Manufacturers were ordered to ensure drinks contained no more than 0.5 per cent alcohol or issue warning labels on those with higher volumes.
But although it has only recently become trendy, the tea has been drunk for thousands of years and is believed to be first made by the Chinese in 220BC who believed it had magical powers.
Two different brands of Kombucha will go on sale next month priced at around £4.99 for a 750 ml bottle.
But it has already become popular among those brewing it themselves at home. Packs of the special bacteria and yeast can be brought online along with instructions on how to make it.
Alick Bartholomew, director of the Kombucha Tea Network, which advises people how to brew the tea for themselves, said "It is very good for the immune system, mostly because of its probiotic activity in the intestinal tract.
'It is a live product and is very unpredictable - you can't predict what's going to happen.
'There have been more inquiries over the past few months from people wanting to know how to make it.'

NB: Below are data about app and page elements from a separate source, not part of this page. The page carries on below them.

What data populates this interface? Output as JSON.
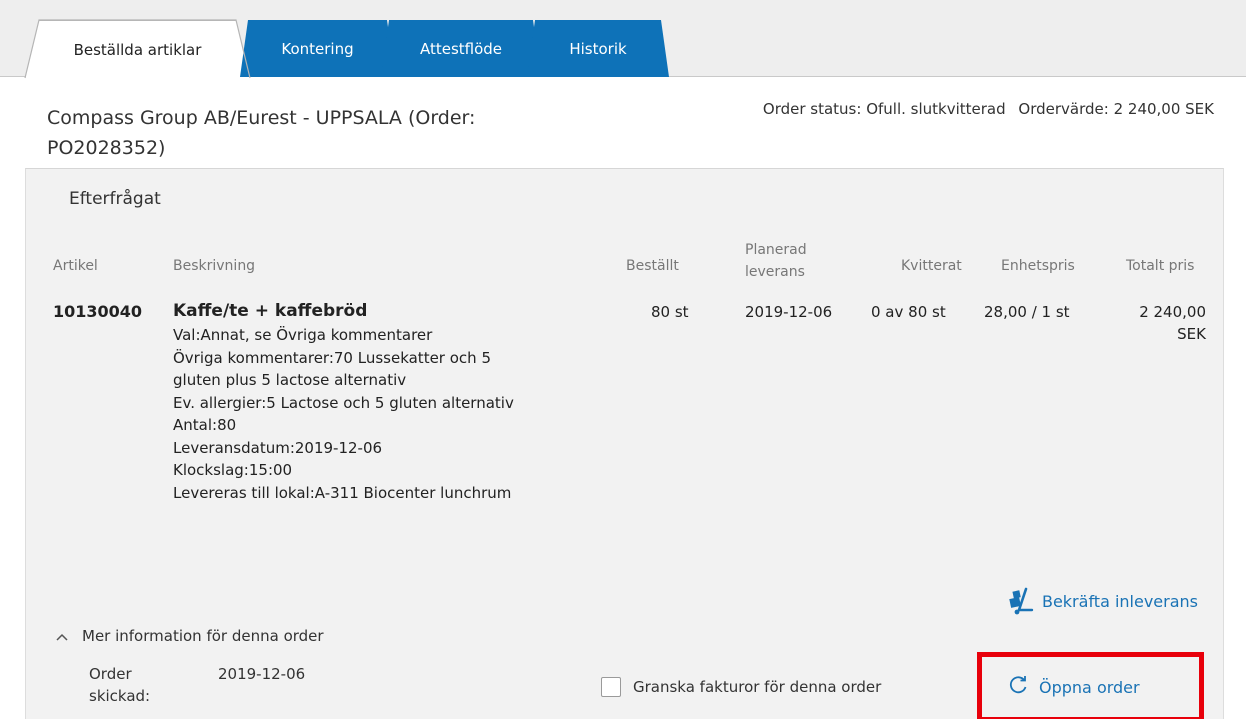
{
  "tabs": [
    {
      "label": "Beställda artiklar",
      "active": true
    },
    {
      "label": "Kontering",
      "active": false
    },
    {
      "label": "Attestflöde",
      "active": false
    },
    {
      "label": "Historik",
      "active": false
    }
  ],
  "header": {
    "title": "Compass Group AB/Eurest - UPPSALA (Order: PO2028352)",
    "order_status": "Order status: Ofull. slutkvitterad",
    "order_value": "Ordervärde: 2 240,00 SEK"
  },
  "section": {
    "title": "Efterfrågat"
  },
  "table": {
    "headers": {
      "artikel": "Artikel",
      "beskrivning": "Beskrivning",
      "bestallt": "Beställt",
      "planerad_line1": "Planerad",
      "planerad_line2": "leverans",
      "kvitterat": "Kvitterat",
      "enhetspris": "Enhetspris",
      "totalt_pris": "Totalt pris"
    },
    "rows": [
      {
        "artikel": "10130040",
        "title": "Kaffe/te + kaffebröd",
        "lines": [
          "Val:Annat, se Övriga kommentarer",
          "Övriga kommentarer:70 Lussekatter och 5",
          "gluten plus 5 lactose alternativ",
          "Ev. allergier:5 Lactose och 5 gluten alternativ",
          "Antal:80",
          "Leveransdatum:2019-12-06",
          "Klockslag:15:00",
          "Levereras till lokal:A-311 Biocenter lunchrum"
        ],
        "bestallt": "80 st",
        "planerad_leverans": "2019-12-06",
        "kvitterat": "0 av 80 st",
        "enhetspris": "28,00 / 1 st",
        "totalt_pris_amount": "2 240,00",
        "totalt_pris_currency": "SEK"
      }
    ]
  },
  "actions": {
    "confirm_delivery": "Bekräfta inleverans",
    "more_info": "Mer information för denna order",
    "order_sent_label": "Order skickad:",
    "order_sent_value": "2019-12-06",
    "review_invoices": "Granska fakturor för denna order",
    "open_order": "Öppna order"
  },
  "colors": {
    "tab_blue": "#0e72b8",
    "link_blue": "#1a73b5",
    "highlight_red": "#e8000b",
    "panel_bg": "#f2f2f2"
  },
  "icons": {
    "confirm_delivery": "hand-truck-icon",
    "more_info": "chevron-up-icon",
    "open_order": "refresh-icon"
  }
}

This entire discussion shows how simply being fat is medicalized as a health problem called "obesity". The fact that people of middling weight live longest is never mentioned, let alone discussed for its implications
In some cases, obese children should be removed from their homes, according to a group of child health specialists from England and Ireland.

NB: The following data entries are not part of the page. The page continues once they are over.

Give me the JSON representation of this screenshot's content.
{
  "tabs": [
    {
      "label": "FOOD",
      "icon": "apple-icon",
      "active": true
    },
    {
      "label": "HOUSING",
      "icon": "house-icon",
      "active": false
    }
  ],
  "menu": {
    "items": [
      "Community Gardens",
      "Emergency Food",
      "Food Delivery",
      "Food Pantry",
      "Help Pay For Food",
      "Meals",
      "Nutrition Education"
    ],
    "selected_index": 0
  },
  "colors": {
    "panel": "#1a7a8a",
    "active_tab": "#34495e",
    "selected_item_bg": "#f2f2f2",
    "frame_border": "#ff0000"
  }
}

If parents fail to provide medical treatment for a child with a chronic disease like asthma or epilepsy, government welfare officials can put the young patient in foster care. Should they do the same for children who are obese — and therefore at risk of developing lifelong complications such as heart disease and type 2 diabetes?
In some cases, the answer is yes, according to a group of child health specialists from England and Ireland. "Childhood obesity can be seen as a failure to adequately care for your children by failing to provide a healthy diet and sufficient activity, whether through direct neglect or more subtly through an inability to deny children the pleasures of energy dense fast food and television viewing," the experts write in a paper published online Wednesday by the British Medical Journal.
The question isn't academic. There are sporadic reports in the U.S. of courts removing obese kids from their homes, and it has happened at least 20 times in Britain.
The neglect that leads to obesity may be a sign of other problems in the home. As many as one-third of obese adults say they were sexually abused as children. In addition, one-third report being victims of other kinds of abuse, such as corporal punishment, according to the paper.
With this in mind, pediatricians and other professionals should think about whether obese kids would be better off in the custody of child protective services, the experts write. There are anecdotal reports of dramatic weight loss by kids in foster care, though there are no long-term studies showing that removing obese children from their families results in weight loss. (In fact, one study of 106 British children placed in foster care found that 38 of them became overweight after they joined the foster system.)
Obesity alone isn't sufficient to warrant a call to child welfare officials, according to the experts. Nor is a kid's failure to lose weight after being counseled to do so, they added. Even families that put a lot of effort into helping a child shed extra pounds don't necessarily succeed. But parents who don't at least try to help their kids should be viewed with suspicion, according to the paper.
"Parental behaviors of concern include consistently failing to attend appointments, refusing to engage with various professionals or with weight management initiatives, or actively subverting weight management initiatives," the experts wrote. "Clear objective evidence of this behavior over a sustained period is required."
Researchers should gather hard data on whether children gain or lose weight during time spent in foster care, they wrote. In the meantime, they added, guidelines should be drafted to help professionals decide when to intervene on behalf of obese kids.